"The key component to validate the initial stage of demonstrator testing is the compressor, so we're starting component testing on the compressor and we've got a multitude of tests, and it will lead to a full scale compressor test and then flow into a full engine core test into next year," said PWC vice-president of marketing Richard Dussault.

He added: "We want to be ready to launch [the programme] next year."

PWC's next generation turboprop engine promises to deliver a 20% improvement in fuel burn over today's fleet. Dussault said PWC continues to talk to turboprop manufacturers ATR and Bombardier and other airframers about bringing the new engine to market "in 2016 or 2017" to power a clean sheet turboprop.

He said a re-engining project for ATR or Bombardier's turboprops is not PWC's aim, but that the manufacturer would not rule it out.

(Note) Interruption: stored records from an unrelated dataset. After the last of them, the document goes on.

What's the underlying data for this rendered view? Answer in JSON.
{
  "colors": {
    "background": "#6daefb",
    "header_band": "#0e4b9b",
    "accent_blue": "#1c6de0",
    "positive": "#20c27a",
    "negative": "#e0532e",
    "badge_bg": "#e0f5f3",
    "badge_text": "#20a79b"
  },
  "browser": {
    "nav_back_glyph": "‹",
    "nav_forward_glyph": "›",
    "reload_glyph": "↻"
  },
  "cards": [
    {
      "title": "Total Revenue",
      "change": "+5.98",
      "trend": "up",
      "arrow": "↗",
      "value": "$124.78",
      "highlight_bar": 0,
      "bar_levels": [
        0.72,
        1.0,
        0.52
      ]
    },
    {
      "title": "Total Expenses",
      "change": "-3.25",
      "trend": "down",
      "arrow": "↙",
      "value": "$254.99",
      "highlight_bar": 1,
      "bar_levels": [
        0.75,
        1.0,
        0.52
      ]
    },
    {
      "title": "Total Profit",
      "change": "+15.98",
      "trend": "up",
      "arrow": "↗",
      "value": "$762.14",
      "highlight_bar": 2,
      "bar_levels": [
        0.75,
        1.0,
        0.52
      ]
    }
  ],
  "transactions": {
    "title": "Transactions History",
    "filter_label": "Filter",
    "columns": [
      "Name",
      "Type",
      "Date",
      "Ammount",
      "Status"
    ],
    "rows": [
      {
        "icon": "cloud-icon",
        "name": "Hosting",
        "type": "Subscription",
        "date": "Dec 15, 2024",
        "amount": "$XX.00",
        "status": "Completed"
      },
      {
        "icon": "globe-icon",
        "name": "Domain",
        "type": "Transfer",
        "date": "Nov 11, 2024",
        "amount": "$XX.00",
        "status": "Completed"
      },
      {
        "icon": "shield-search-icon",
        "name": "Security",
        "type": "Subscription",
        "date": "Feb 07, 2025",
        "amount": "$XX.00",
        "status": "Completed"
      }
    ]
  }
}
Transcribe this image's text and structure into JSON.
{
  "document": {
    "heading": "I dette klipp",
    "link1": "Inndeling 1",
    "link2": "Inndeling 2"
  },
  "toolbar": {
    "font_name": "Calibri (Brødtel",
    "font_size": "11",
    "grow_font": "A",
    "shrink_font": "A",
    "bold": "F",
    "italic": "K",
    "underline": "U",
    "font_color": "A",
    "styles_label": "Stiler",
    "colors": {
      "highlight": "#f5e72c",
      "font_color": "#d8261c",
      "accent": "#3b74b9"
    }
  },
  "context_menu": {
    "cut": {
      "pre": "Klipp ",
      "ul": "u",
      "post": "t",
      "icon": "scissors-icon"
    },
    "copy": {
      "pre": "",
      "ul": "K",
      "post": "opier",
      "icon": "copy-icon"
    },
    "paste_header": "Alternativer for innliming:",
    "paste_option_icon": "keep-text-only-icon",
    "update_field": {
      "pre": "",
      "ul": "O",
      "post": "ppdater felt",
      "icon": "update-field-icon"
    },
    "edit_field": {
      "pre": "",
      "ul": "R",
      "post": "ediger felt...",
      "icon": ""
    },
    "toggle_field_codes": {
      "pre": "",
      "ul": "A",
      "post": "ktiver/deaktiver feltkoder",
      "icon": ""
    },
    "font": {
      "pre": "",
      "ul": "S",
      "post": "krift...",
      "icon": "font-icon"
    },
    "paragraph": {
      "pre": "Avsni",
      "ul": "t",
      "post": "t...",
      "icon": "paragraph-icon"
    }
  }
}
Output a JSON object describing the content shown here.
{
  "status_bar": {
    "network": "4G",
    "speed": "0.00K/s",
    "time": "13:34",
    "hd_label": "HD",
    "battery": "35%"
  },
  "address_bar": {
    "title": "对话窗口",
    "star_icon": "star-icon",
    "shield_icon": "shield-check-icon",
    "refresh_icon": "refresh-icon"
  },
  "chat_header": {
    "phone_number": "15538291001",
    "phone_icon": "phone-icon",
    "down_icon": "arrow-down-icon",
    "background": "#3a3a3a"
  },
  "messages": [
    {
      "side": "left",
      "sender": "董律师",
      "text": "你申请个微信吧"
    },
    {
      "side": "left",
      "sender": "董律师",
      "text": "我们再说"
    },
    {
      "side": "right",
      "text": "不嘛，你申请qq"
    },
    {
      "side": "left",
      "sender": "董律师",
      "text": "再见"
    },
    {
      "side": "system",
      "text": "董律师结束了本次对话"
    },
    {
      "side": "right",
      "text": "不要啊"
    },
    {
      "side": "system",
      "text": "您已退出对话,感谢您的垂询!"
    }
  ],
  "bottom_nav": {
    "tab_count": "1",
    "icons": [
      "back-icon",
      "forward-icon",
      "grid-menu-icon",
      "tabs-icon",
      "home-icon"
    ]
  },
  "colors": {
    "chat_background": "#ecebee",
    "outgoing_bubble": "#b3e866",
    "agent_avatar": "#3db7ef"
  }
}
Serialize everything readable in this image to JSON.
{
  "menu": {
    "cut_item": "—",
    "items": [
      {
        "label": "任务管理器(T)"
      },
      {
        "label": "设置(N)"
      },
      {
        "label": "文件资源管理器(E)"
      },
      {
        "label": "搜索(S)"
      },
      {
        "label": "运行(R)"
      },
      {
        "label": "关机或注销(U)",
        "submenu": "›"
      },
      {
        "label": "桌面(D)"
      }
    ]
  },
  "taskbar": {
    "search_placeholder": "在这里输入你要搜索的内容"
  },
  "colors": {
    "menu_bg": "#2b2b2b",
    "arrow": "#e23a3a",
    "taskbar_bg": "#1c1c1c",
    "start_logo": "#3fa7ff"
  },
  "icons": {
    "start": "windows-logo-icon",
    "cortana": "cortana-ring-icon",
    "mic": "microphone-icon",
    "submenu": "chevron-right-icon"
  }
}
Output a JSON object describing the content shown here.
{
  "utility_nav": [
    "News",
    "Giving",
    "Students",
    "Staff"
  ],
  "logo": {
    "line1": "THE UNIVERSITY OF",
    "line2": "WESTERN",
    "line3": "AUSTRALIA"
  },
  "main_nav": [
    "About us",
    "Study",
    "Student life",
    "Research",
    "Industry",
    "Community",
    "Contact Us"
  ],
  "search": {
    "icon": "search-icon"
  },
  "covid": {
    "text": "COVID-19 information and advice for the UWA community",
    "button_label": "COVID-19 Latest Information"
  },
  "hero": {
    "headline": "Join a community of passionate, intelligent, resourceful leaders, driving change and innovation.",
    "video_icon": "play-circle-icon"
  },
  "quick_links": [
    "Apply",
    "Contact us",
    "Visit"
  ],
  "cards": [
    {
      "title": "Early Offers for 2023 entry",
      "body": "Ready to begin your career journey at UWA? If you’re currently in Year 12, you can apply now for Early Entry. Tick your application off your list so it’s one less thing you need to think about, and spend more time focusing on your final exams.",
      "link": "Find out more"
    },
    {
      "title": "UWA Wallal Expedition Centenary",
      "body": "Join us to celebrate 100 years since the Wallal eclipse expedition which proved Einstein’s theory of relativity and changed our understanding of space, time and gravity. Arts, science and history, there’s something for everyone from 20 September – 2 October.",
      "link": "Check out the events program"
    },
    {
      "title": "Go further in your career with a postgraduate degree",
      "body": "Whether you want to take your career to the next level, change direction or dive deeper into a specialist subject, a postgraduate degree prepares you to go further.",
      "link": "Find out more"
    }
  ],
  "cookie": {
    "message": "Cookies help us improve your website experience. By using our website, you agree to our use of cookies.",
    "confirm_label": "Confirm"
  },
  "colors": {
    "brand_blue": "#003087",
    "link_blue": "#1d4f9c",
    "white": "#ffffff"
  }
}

"If you really want to capture the benefit of a brand new engine with its fuel burn advantages, you'd couple it with a new airframe. They can bring new material and technology in terms of weight and aerodynamics for a whole new turboprop. But potentially, the next generation turboprop engine could have [applications] for re-engining. Potentially, but the aim is for a new product," said Dussault.

ATR and Bombardier have indicated interest in a 90-100-seat turboprop, though a decision on how or if they will proceed is not expected to be taken until next year.

Speaking to Flightglobal at the ERA General Assembly in Rome, Bombardier senior vice-president sales, marketing and asset management Chet Fuller said it is difficult for the manufacturer to justify a clean-sheet aircraft, even though it gets "an awful lot" of solicitations for it.

"Let's say I'm anywhere near correct and the market [calls for] 130 turboprops per year, or 140, 150 maybe. A clean sheet aircraft, I don't care what it is, is a $3 billion programme, so you've got to be pretty confident that the market is going to be there for a long time in quantity."

If Bombardier stretches the Q400 to launch a Q400X programme, it may need to consider re-engining. A stretch "gives you opportunities to put advanced technologies in the engine", noted Fuller, who stressed that the airframer continues to study all options.

PWC, meanwhile, believes that interest in larger-sized turboprops will continue to grow as the price of fuel remains high and airlines seek to manage their costs.

Dussault pointed out that ATR "has done exceptionally well" in the market of late. The airframer today announced it has reached a new sales record, having booked firm orders for 145 aircraft, plus 72 options, for this year alone.